Santa Justa Lift

Lisbon, Portugal

The Santa Justa Lift is an elevator, or lift, in the civil parish of Santa Justa, in the historical city of Lisbon. Situated at the end of Rua de Santa Justa, it connects the lower streets of the Baixa with the higher Largo do Carmo (Carmo Square).

Since its construction, the Lift has become a tourist attraction for Lisbon as, among the urban lifts in the city, Santa Justa is the only remaining vertical (conventional) one. Others, including Elevador da Glória and Elevador da Bica, are actually funicular railways, and the other lift constructed around the same time, the Elevator of São Julião, has since been demolished.

The hills of Lisbon have always presented a problem for travel between the lower streets of the main Baixa and the higher Largo do Carmo. In order to facilitate the movement between the two, the civil and military engineer Roberto Arménio presented a project to the Lisbon municipal council in 1874.

In 1900, the formal contract was signed on which the working group was obligated to present a project for an elevator in a period of six months. On 31 August 1901, King Carlos inaugurates the metal bridge and awning. Yet, its operation would wait until 1902. Originally powered by steam, it was converted to electrical operation in 1907. After remodelling and renovation, on February 2006, the Elevator walkway was reopened for the general public and tourists.

References:

Comments

Your name

Website (optional)



Details

Founded: 1902
Category: Industrial sites in Portugal

Rating

4.1/5 (based on Google user reviews)

User Reviews

藍海婷Hai Ting (11 months ago)
Its it one if the must do when you are in Lisbon. It's very easily accessed as it's bang in the middle of the main shopping street. It connects the lower level to the upper tier ( visit the church on the upper floor) if you are like us and didn't buy any tourist pass which includes this ...then you must get yourself herself a metro day pass (~€6 of you are planning on going about Lisbon ..take the tram and enjoy the view) as this pass includes the lift- buying tickets just for the lift is ~€5 so definitely worth buying the pass. Watch out for queues as there was A very long wait when I was there..it opens late so I would recommend coming back when it's slightly less busy
Maha El Nasser (11 months ago)
Loved this structure despite being fairly afeared of heights. Just about made it up the windy staircase to the top. Don't look down! Beautiful metal work. Also it's included on the 24 public transport pass, so definitely worth the €6.40 if you're planning on taking a bus at any point in the day as well.
nick cef (12 months ago)
Not sure I would bother waiting in line for a half hour or more, but the views are worthwhile. Architecturally unique. Be advised that once you exit the elevator at the top, you still need to go up a good number of steps to get to the lookout. Also, if you have a Via Viagem public transport card/pass, you can use it to ride the elevator. There is another small fee to access the rooftop lookout, though.
Eetu Pesonen (12 months ago)
Nice lift that gets you to an awesome view. Visited during evening and captured beautifully lighted Lisbon central. Lift ride itself takes maybe 35 seconds and it requires some walking through narrow stairs to get top of the lift for the views.
Michael Ewart (12 months ago)
Definitely worth a visit for the incredible view at the top. Pro tip: the ride up is included in your all-day public transportation pass. But you do need to pay an additional 1.50 euro to go up to the observation deck. Well worth it!
Powered by Google

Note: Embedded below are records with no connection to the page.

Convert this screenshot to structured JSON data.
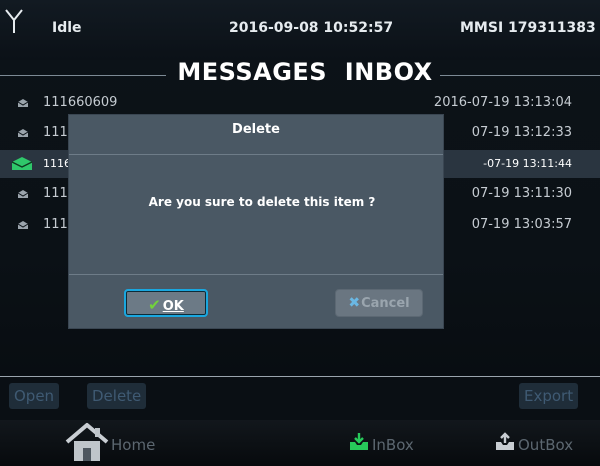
{
  "status": {
    "state": "Idle",
    "datetime": "2016-09-08 10:52:57",
    "mmsi": "MMSI 179311383"
  },
  "title": "MESSAGES  INBOX",
  "messages": [
    {
      "num": "111660609",
      "date": "2016-07-19 13:13:04",
      "selected": false
    },
    {
      "num": "111",
      "date": "07-19 13:12:33",
      "selected": false
    },
    {
      "num": "1116",
      "date": "-07-19 13:11:44",
      "selected": true
    },
    {
      "num": "111",
      "date": "07-19 13:11:30",
      "selected": false
    },
    {
      "num": "111",
      "date": "07-19 13:03:57",
      "selected": false
    }
  ],
  "dialog": {
    "title": "Delete",
    "message": "Are you sure to delete this item ?",
    "ok_label": "OK",
    "cancel_label": "Cancel"
  },
  "actions": {
    "open": "Open",
    "delete": "Delete",
    "export": "Export"
  },
  "nav": {
    "home": "Home",
    "inbox": "InBox",
    "outbox": "OutBox"
  },
  "colors": {
    "accent": "#1aa7df",
    "ok_check": "#72d23c",
    "selected_mail": "#2fc86b",
    "inbox_icon": "#27c95a"
  },
  "icons": [
    "antenna-icon",
    "mail-icon",
    "check-icon",
    "x-icon",
    "home-icon",
    "inbox-icon",
    "outbox-icon"
  ]
}
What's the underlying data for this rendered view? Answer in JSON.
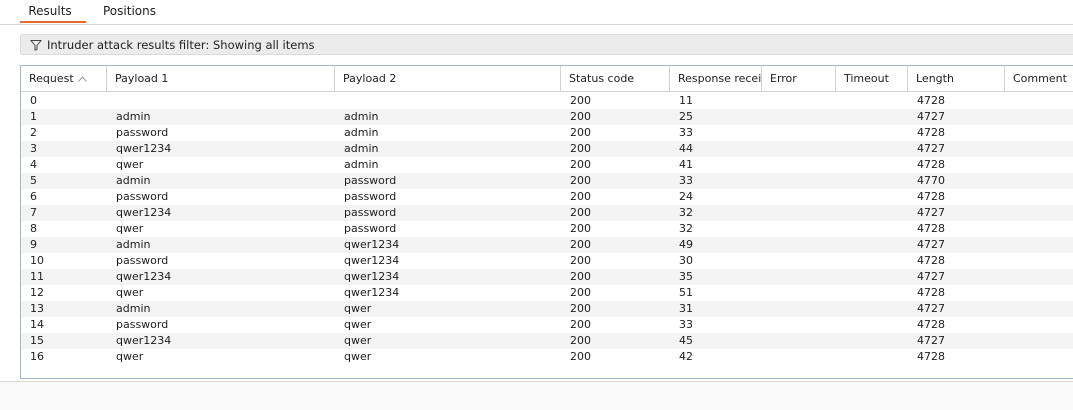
{
  "tabs": {
    "results": "Results",
    "positions": "Positions"
  },
  "filter": {
    "text": "Intruder attack results filter: Showing all items"
  },
  "table": {
    "columns": [
      "Request",
      "Payload 1",
      "Payload 2",
      "Status code",
      "Response recei...",
      "Error",
      "Timeout",
      "Length",
      "Comment"
    ],
    "sorted_column_indicator": "^",
    "rows": [
      [
        "0",
        "",
        "",
        "200",
        "11",
        "",
        "",
        "4728",
        ""
      ],
      [
        "1",
        "admin",
        "admin",
        "200",
        "25",
        "",
        "",
        "4727",
        ""
      ],
      [
        "2",
        "password",
        "admin",
        "200",
        "33",
        "",
        "",
        "4728",
        ""
      ],
      [
        "3",
        "qwer1234",
        "admin",
        "200",
        "44",
        "",
        "",
        "4727",
        ""
      ],
      [
        "4",
        "qwer",
        "admin",
        "200",
        "41",
        "",
        "",
        "4728",
        ""
      ],
      [
        "5",
        "admin",
        "password",
        "200",
        "33",
        "",
        "",
        "4770",
        ""
      ],
      [
        "6",
        "password",
        "password",
        "200",
        "24",
        "",
        "",
        "4728",
        ""
      ],
      [
        "7",
        "qwer1234",
        "password",
        "200",
        "32",
        "",
        "",
        "4727",
        ""
      ],
      [
        "8",
        "qwer",
        "password",
        "200",
        "32",
        "",
        "",
        "4728",
        ""
      ],
      [
        "9",
        "admin",
        "qwer1234",
        "200",
        "49",
        "",
        "",
        "4727",
        ""
      ],
      [
        "10",
        "password",
        "qwer1234",
        "200",
        "30",
        "",
        "",
        "4728",
        ""
      ],
      [
        "11",
        "qwer1234",
        "qwer1234",
        "200",
        "35",
        "",
        "",
        "4727",
        ""
      ],
      [
        "12",
        "qwer",
        "qwer1234",
        "200",
        "51",
        "",
        "",
        "4728",
        ""
      ],
      [
        "13",
        "admin",
        "qwer",
        "200",
        "31",
        "",
        "",
        "4727",
        ""
      ],
      [
        "14",
        "password",
        "qwer",
        "200",
        "33",
        "",
        "",
        "4728",
        ""
      ],
      [
        "15",
        "qwer1234",
        "qwer",
        "200",
        "45",
        "",
        "",
        "4727",
        ""
      ],
      [
        "16",
        "qwer",
        "qwer",
        "200",
        "42",
        "",
        "",
        "4728",
        ""
      ]
    ]
  },
  "colors": {
    "accent": "#e8692d",
    "table_border": "#a3b6cb",
    "filter_bg": "#ececec"
  },
  "icons": {
    "filter": "filter-funnel-icon",
    "sort": "sort-ascending-icon"
  }
}
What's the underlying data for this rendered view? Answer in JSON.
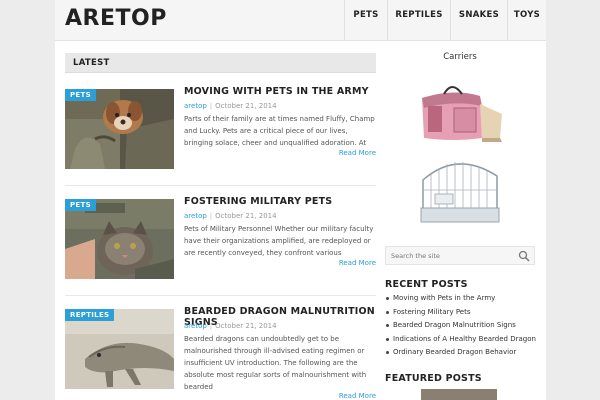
{
  "site": {
    "logo": "ARETOP"
  },
  "nav": {
    "items": [
      "PETS",
      "REPTILES",
      "SNAKES",
      "TOYS"
    ]
  },
  "main": {
    "section_heading": "LATEST",
    "posts": [
      {
        "category": "PETS",
        "title": "MOVING WITH PETS IN THE ARMY",
        "author": "aretop",
        "separator": "|",
        "date": "October 21, 2014",
        "excerpt": "Parts of their family are at times named Fluffy, Champ and Lucky. Pets are a critical piece of our lives, bringing solace, cheer and unqualified adoration. At the",
        "read_more": "Read More"
      },
      {
        "category": "PETS",
        "title": "FOSTERING MILITARY PETS",
        "author": "aretop",
        "separator": "|",
        "date": "October 21, 2014",
        "excerpt": "Pets of Military Personnel Whether our military faculty have their organizations amplified, are redeployed or are recently conveyed, they confront various troublesome choices in regards to home and",
        "read_more": "Read More"
      },
      {
        "category": "REPTILES",
        "title": "BEARDED DRAGON MALNUTRITION SIGNS",
        "author": "aretop",
        "separator": "|",
        "date": "October 21, 2014",
        "excerpt": "Bearded dragons can undoubtedly get to be malnourished through ill-advised eating regimen or insufficient UV introduction. The following are the absolute most regular sorts of malnourishment with bearded",
        "read_more": "Read More"
      }
    ]
  },
  "sidebar": {
    "ad_title": "Carriers",
    "search": {
      "placeholder": "Search the site"
    },
    "recent_title": "RECENT POSTS",
    "recent_posts": [
      "Moving with Pets in the Army",
      "Fostering Military Pets",
      "Bearded Dragon Malnutrition Signs",
      "Indications of A Healthy Bearded Dragon",
      "Ordinary Bearded Dragon Behavior"
    ],
    "featured_title": "FEATURED POSTS"
  },
  "colors": {
    "accent": "#2a9fd8",
    "header_bg": "#f5f5f5",
    "page_bg": "#ececec"
  }
}
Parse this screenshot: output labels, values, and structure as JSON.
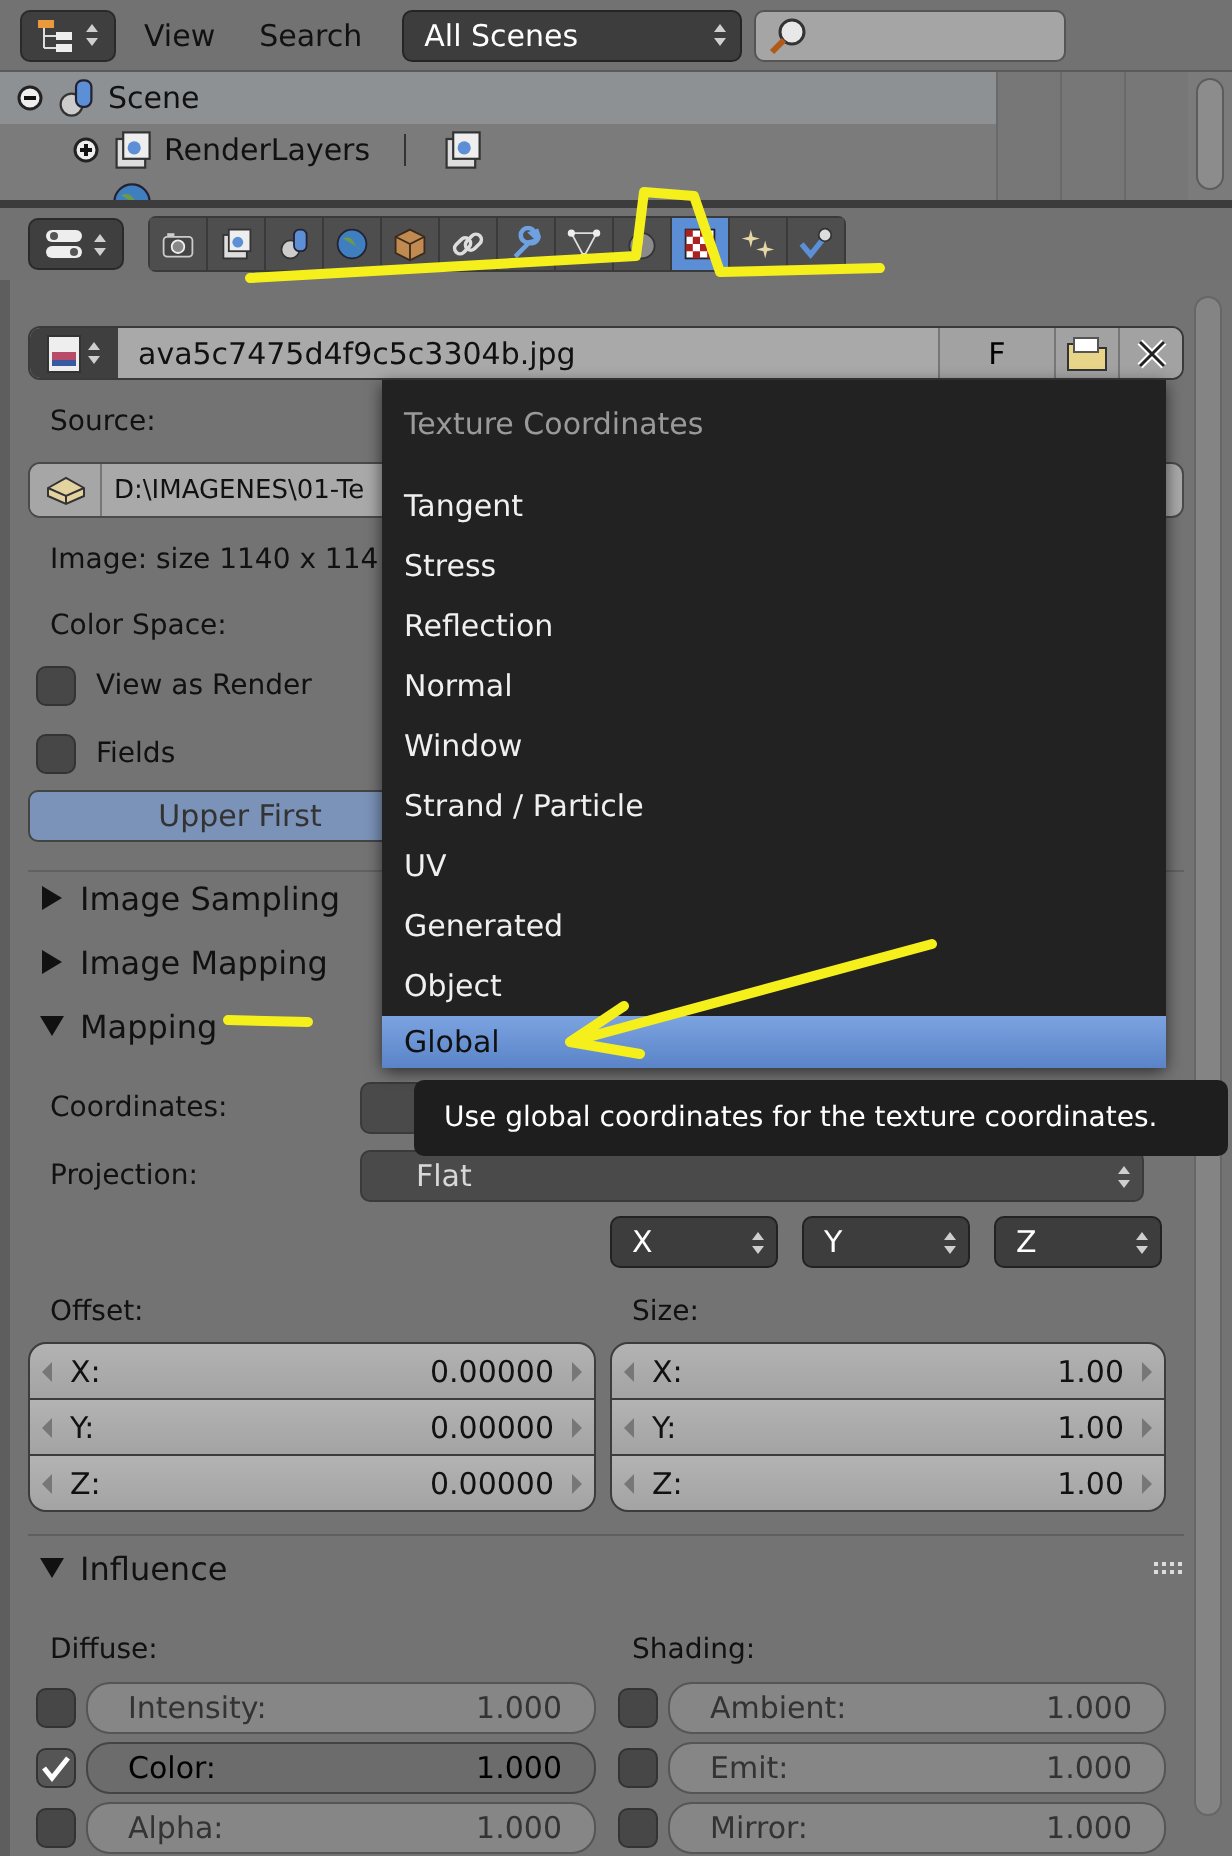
{
  "outliner_header": {
    "view_menu": "View",
    "search_menu": "Search",
    "scene_filter": "All Scenes"
  },
  "outliner": {
    "items": [
      {
        "label": "Scene",
        "selected": true,
        "expanded": true,
        "children": [
          {
            "label": "RenderLayers",
            "selected": false,
            "expanded": false
          },
          {
            "selected": false
          }
        ]
      }
    ]
  },
  "properties_tabs": [
    {
      "selected": false
    },
    {
      "selected": false
    },
    {
      "selected": false
    },
    {
      "selected": false
    },
    {
      "selected": false
    },
    {
      "selected": false
    },
    {
      "selected": false
    },
    {
      "selected": false
    },
    {
      "selected": false
    },
    {
      "selected": true
    },
    {
      "selected": false
    },
    {
      "selected": false
    }
  ],
  "image": {
    "name": "ava5c7475d4f9c5c3304b.jpg",
    "fake_user": "F",
    "source_label": "Source:",
    "filepath": "D:\\IMAGENES\\01-Te",
    "info": "Image: size 1140 x 114",
    "color_space_label": "Color Space:",
    "options": [
      {
        "label": "View as Render",
        "checked": false
      },
      {
        "label": "Fields",
        "checked": false
      }
    ],
    "field_order": [
      {
        "label": "Upper First",
        "selected": true
      }
    ]
  },
  "panels": [
    {
      "title": "Image Sampling",
      "expanded": false
    },
    {
      "title": "Image Mapping",
      "expanded": false
    },
    {
      "title": "Mapping",
      "expanded": true
    }
  ],
  "mapping": {
    "coordinates_label": "Coordinates:",
    "projection_label": "Projection:",
    "projection_value": "Flat",
    "axes": [
      "X",
      "Y",
      "Z"
    ],
    "offset": {
      "label": "Offset:",
      "fields": [
        {
          "axis": "X:",
          "value": "0.00000"
        },
        {
          "axis": "Y:",
          "value": "0.00000"
        },
        {
          "axis": "Z:",
          "value": "0.00000"
        }
      ]
    },
    "size": {
      "label": "Size:",
      "fields": [
        {
          "axis": "X:",
          "value": "1.00"
        },
        {
          "axis": "Y:",
          "value": "1.00"
        },
        {
          "axis": "Z:",
          "value": "1.00"
        }
      ]
    }
  },
  "influence": {
    "title": "Influence",
    "expanded": true,
    "diffuse_label": "Diffuse:",
    "shading_label": "Shading:",
    "diffuse": [
      {
        "label": "Intensity:",
        "value": "1.000",
        "checked": false
      },
      {
        "label": "Color:",
        "value": "1.000",
        "checked": true
      },
      {
        "label": "Alpha:",
        "value": "1.000",
        "checked": false
      }
    ],
    "shading": [
      {
        "label": "Ambient:",
        "value": "1.000",
        "checked": false
      },
      {
        "label": "Emit:",
        "value": "1.000",
        "checked": false
      },
      {
        "label": "Mirror:",
        "value": "1.000",
        "checked": false
      }
    ]
  },
  "popup": {
    "title": "Texture Coordinates",
    "items": [
      {
        "label": "Tangent",
        "selected": false
      },
      {
        "label": "Stress",
        "selected": false
      },
      {
        "label": "Reflection",
        "selected": false
      },
      {
        "label": "Normal",
        "selected": false
      },
      {
        "label": "Window",
        "selected": false
      },
      {
        "label": "Strand / Particle",
        "selected": false
      },
      {
        "label": "UV",
        "selected": false
      },
      {
        "label": "Generated",
        "selected": false
      },
      {
        "label": "Object",
        "selected": false
      },
      {
        "label": "Global",
        "selected": true
      }
    ]
  },
  "tooltip": {
    "text": "Use global coordinates for the texture coordinates."
  }
}
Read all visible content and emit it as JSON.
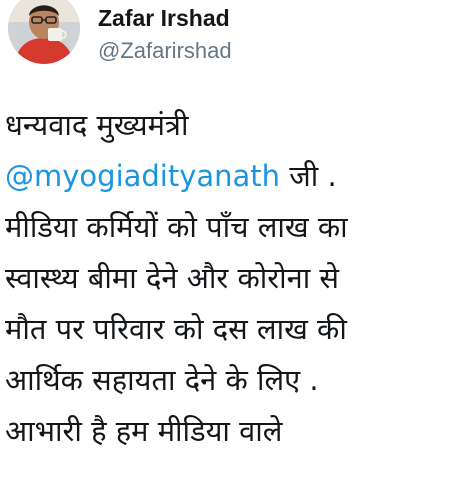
{
  "tweet": {
    "author": {
      "name": "Zafar Irshad",
      "handle": "@Zafarirshad"
    },
    "text": {
      "line1": "धन्यवाद मुख्यमंत्री",
      "mention": "@myogiadityanath",
      "line2_rest": " जी .",
      "line3": "मीडिया कर्मियों को पाँच लाख का",
      "line4": "स्वास्थ्य बीमा देने और कोरोना से",
      "line5": "मौत पर परिवार को दस लाख की",
      "line6": "आर्थिक सहायता देने के लिए .",
      "line7": "आभारी है हम मीडिया वाले"
    },
    "colors": {
      "mention": "#1b95e0",
      "handle": "#657786",
      "text": "#14171a"
    }
  }
}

Featured Historic Landmarks, Sites & Buildings

Historic Site of the week

Ängsö Castle

Ängsö Castle was first named as "Engsev" in a royal charter by king Canute I of Sweden (r. 1167-1196), in which he stated that he had inherited the property after his father Eric IX of Sweden. Until 1272, it was owned by the Riseberga Abbey, and then taken over by Gregers Birgersson.

From 1475 until 1710, it was owned by the Sparre family. The current castle was built as a fortress by riksråd Bengt Fadersson Sparre in the 1480s. In 1522, Ängsö Castle was taken after a siege by king Gustav Vasa, since its owner, Fadersson's son Knut Bengtsson, sided with Christian II of Denmark. However, in 1538 it was given by the king to Bengtsson's daughter Hillevi Knutsdotter, who was married to Arvid Trolle.

In 1710, the castle was taken over by Carl Piper and Christina Piper. Ängsö Castle was owned by the Piper family from 1710 until 1971, and is now owned by the Westmanna foundation. The castle building itself was made into a museum in 1959 and was made a listed building in 1965. It is currently opened to visitors during the summers.

The castle is a cubical building in four stores made by stone and bricks. The lower parts is preserved from the middle ages. It was redecorated and expanded in the 1630s. The 4th storey as well as the roof is from the expansion of Carl Hårleman from 1740-41. It gained its current appearance in the 1740s.